[Instructions to follow]
Give back all of the data, word for word.

[[ Records provided open ]]

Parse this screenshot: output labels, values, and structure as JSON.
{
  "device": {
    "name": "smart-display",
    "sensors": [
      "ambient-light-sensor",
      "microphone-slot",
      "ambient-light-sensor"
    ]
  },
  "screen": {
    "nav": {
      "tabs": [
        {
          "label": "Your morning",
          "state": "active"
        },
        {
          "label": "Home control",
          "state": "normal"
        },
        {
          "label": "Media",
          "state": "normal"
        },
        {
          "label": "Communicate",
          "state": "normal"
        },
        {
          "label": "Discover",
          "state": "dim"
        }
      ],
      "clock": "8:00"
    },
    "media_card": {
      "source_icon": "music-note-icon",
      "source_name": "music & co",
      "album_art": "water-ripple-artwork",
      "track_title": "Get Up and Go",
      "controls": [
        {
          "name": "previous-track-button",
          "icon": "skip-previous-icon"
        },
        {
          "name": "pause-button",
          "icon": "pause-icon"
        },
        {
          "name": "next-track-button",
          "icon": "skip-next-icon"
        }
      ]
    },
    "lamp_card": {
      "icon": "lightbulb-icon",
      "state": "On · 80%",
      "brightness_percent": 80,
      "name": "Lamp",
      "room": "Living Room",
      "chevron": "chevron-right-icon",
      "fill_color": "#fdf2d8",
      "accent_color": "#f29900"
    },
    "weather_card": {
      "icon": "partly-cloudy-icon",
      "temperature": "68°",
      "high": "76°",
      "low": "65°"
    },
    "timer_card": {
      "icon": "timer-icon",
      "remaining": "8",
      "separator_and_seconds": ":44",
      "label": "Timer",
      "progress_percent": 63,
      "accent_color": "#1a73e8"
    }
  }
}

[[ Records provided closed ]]

[Problem solution]
Parse this screenshot: output labels, values, and structure as JSON.
{
  "device": {
    "name": "smart-display",
    "sensors": [
      "ambient-light-sensor",
      "microphone-slot",
      "ambient-light-sensor"
    ]
  },
  "screen": {
    "nav": {
      "tabs": [
        {
          "label": "Your morning",
          "state": "active"
        },
        {
          "label": "Home control",
          "state": "normal"
        },
        {
          "label": "Media",
          "state": "normal"
        },
        {
          "label": "Communicate",
          "state": "normal"
        },
        {
          "label": "Discover",
          "state": "dim"
        }
      ],
      "clock": "8:00"
    },
    "media_card": {
      "source_icon": "music-note-icon",
      "source_name": "music & co",
      "album_art": "water-ripple-artwork",
      "track_title": "Get Up and Go",
      "controls": [
        {
          "name": "previous-track-button",
          "icon": "skip-previous-icon"
        },
        {
          "name": "pause-button",
          "icon": "pause-icon"
        },
        {
          "name": "next-track-button",
          "icon": "skip-next-icon"
        }
      ]
    },
    "lamp_card": {
      "icon": "lightbulb-icon",
      "state": "On · 80%",
      "brightness_percent": 80,
      "name": "Lamp",
      "room": "Living Room",
      "chevron": "chevron-right-icon",
      "fill_color": "#fdf2d8",
      "accent_color": "#f29900"
    },
    "weather_card": {
      "icon": "partly-cloudy-icon",
      "temperature": "68°",
      "high": "76°",
      "low": "65°"
    },
    "timer_card": {
      "icon": "timer-icon",
      "remaining": "8",
      "separator_and_seconds": ":44",
      "label": "Timer",
      "progress_percent": 63,
      "accent_color": "#1a73e8"
    }
  }
}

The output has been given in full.